First impression on unpacking the Q702 test unit was the solid feel and clean, minimalist styling.
Acer already prepping a leaner, lighter 8-inch Iconia W3 Windows tablet
- — 17 July, 2013 20:38
Acer's Iconia W3 is still the one and only 8-inch Windows tablet in town, but it appears that the company isn't sitting on its heels after gaining that head start. A new report claims that the pint-sized slate is slated for a refresh this September, mere months after its unveiling in late June.
The new and improved Acer Iconia W3 would be a slight alteration to correct some of the issues that retailers and reviewers had with the original iteration, according to Tweakers.net. Acer Netherlands spokesperson Sterre Swank told the site that the tablet's refresh will be thinner and lighter than the version available now.
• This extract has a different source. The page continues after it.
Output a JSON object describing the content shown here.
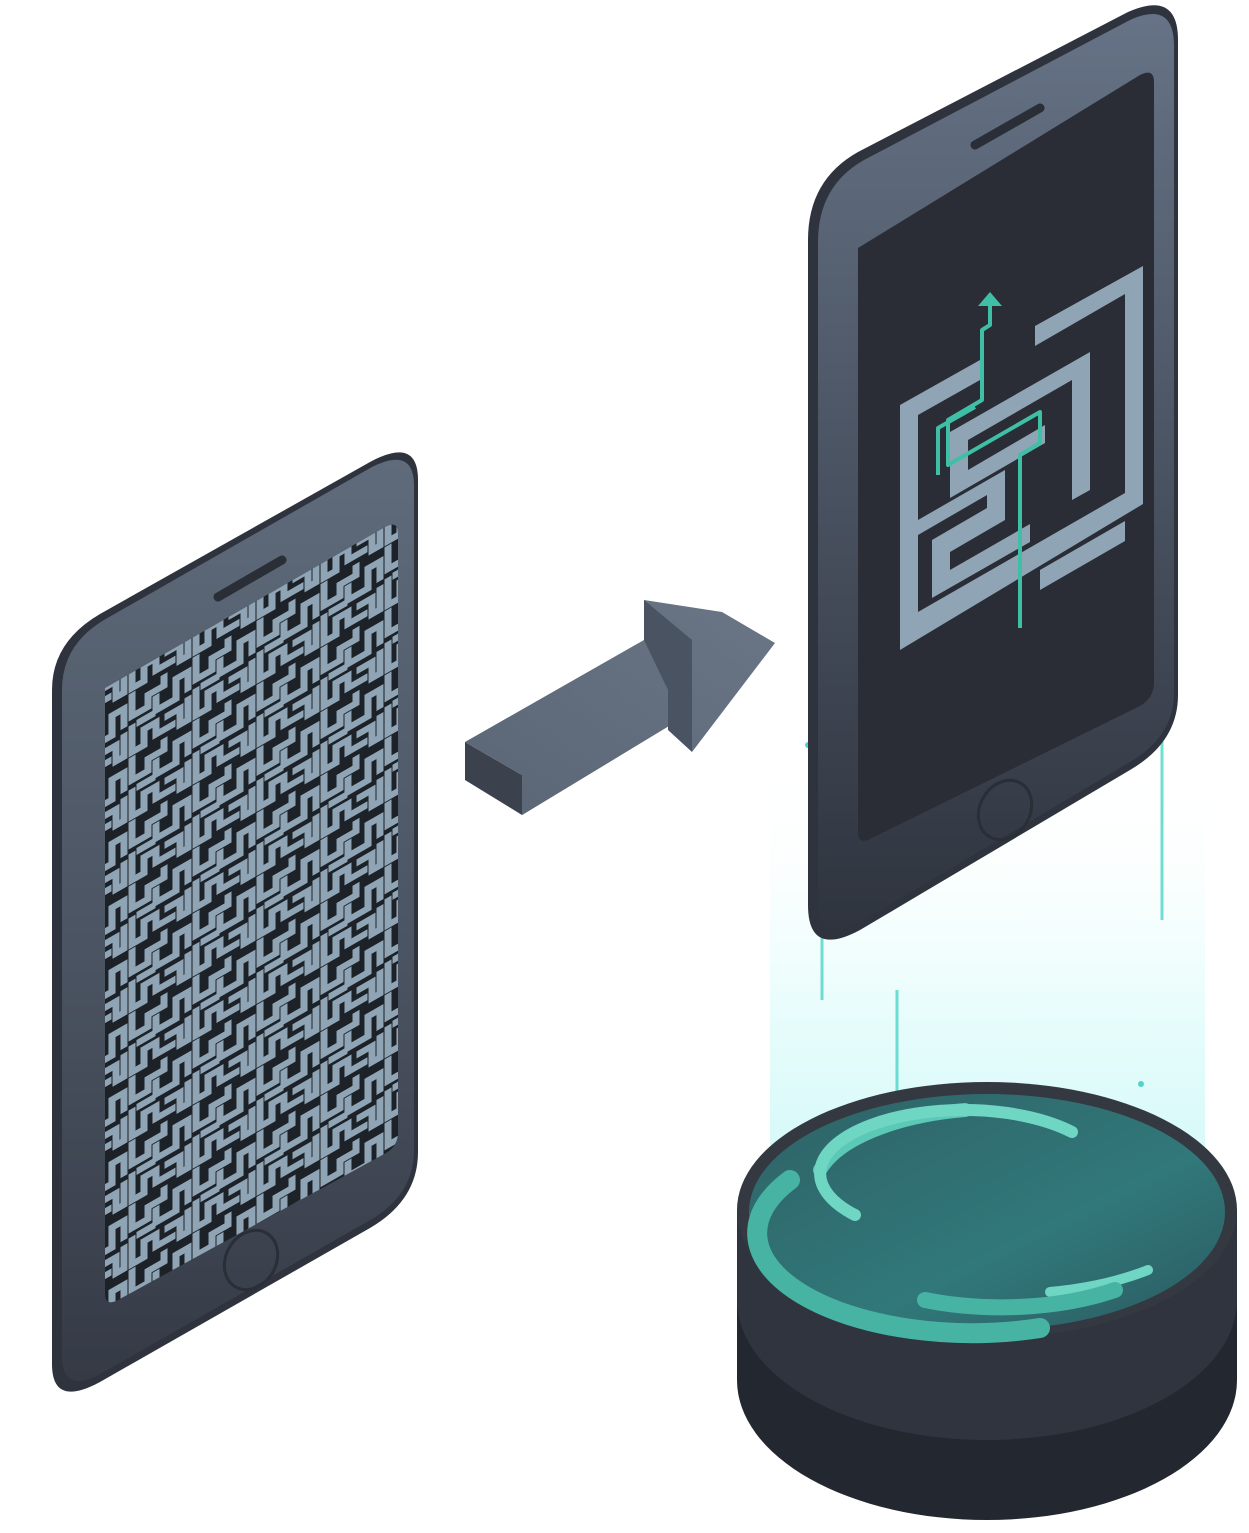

Tweakers.net also reports that the twisted nematic display of the original could also be replaced with an upgraded IPS screen, though Swank did not confirm that particular change. IPS displays tend to have better color vibrancy and much better viewing angles than TN displays. IPS displays, however, cost more than TN screens, but that hasn't prevented IPS displays from showing up in low-cost slates like the Nexus 7 and Kindle Fire HD.
In our time with the Acer Iconia W3, we observed some visible pixels on the 8.1-inch, 1280-by-800 display but it was nowhere near bad enough to be a dealbreaker.
It's unknown whether or not the design tweaks will similarly tweak the US$380 Iconia W3's price tag.
The reported timing of the changes is also significant. The Iconia W3's status as the lone 8-inch Windows slate is no doubt at least partially due to the fact that, well, the Windows 8 ecosystem is still in the nascent stages of supporting tiny tablets. Windows 8.1 and its raft of small-screen improvements should hit the streets sometime in October, while Intel's power-sipping "Silvermont" Atom chips are slated to land in tablets just in time for the holidays. By releasing an Iconia W3 refresh in September, Acer can put its best foot forward before the inevitable flood of small-screen Windows slates arrives.